"Our findings with SD-OCT indicate that the PIL is a very accurate biomarker for the integrity of the photoreceptors, both rods and cones, and allows eye-care professionals to assess in a quick and easy exam whether reduced vision is due to photoreceptor impairment," he said.
The findings on SD-OCT also have been compared with the results of standard procedures of visual function, including testing with the Amsler grid, visual acuity charts, central visual fields, and multifocal electroretinography. In virtually every case, there was high concordance between the results of those assessments and those of SD OCT-based analysis of the PIL, Dr. Sherman said.
"Photoreceptor function can be evaluated with multifocal electroretinogram, but the necessary equipment is available in less than 1% of offices of optometrists and ophthalmologists. In contrast, SD-OCT is becoming widely available in private practices," he said. "Within the first 16 months after this technology was first introduced onto the market, more than 2,000 units were sold. With these systems, clinicians now have a way to easily obtain information about the first neuron of the entire visual pathway."
Clinicians who already have an SD-OCT unit can go back and analyze archived images to evaluate the PIL, Dr. Sherman added.
Analysis of the PIL may be especially useful to clinicians in enabling diagnosis of occult retinal disorders, such as acute zonal occult outer retinopathy (AZOOR), that are not detectable through ophthalmoscopy, he said.

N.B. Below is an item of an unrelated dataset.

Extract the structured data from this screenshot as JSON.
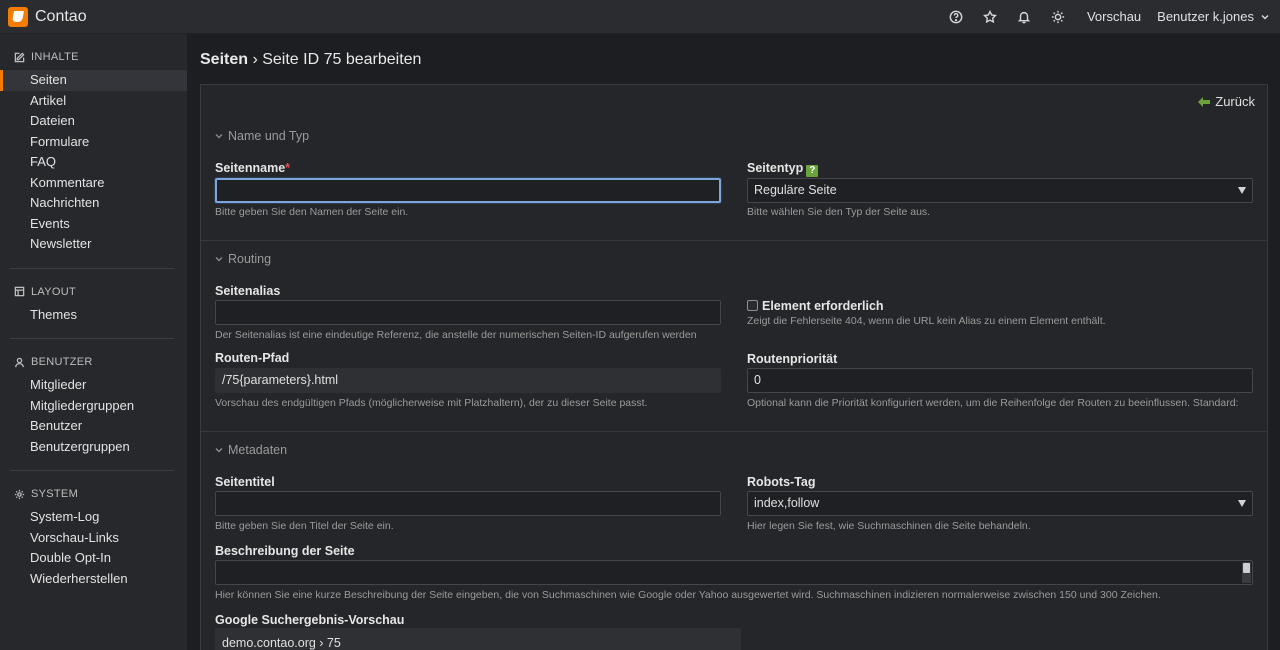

It, therefore, would allow these patients to avoid further expensive and unnecessary neurological consultation and imaging procedures, such as magnetic resonance imaging.
In addition to its role in disease detection and differential diagnosis, analysis of the PIL with SD-OCT may be useful for monitoring treatment response, Dr. Sherman said. Evidence exists that in eyes with autoimmune disorders, perhaps such as AZOOR, where the PIL is disorganized, improvement can occur with appropriate treatment and correlates with changes in standard tests of visual function, he said.
So far, Dr. Sherman said, he has used three different SD-OCT platforms (3D OCT-1000, Topcon; Cirrus HD-OCT, Carl Zeiss Meditec; Spectralis, Heidelberg Engineering) to examine the PIL. The findings were similar with all instruments, he said.
"While there are other commercially available SD-OCT units that we have not evaluated, it appears that SD-OCT imaging of the PIL is not an instrument-specific finding. We have every reason to believe any manufacturer's system can be used for its identification and characterization," Dr. Sherman said.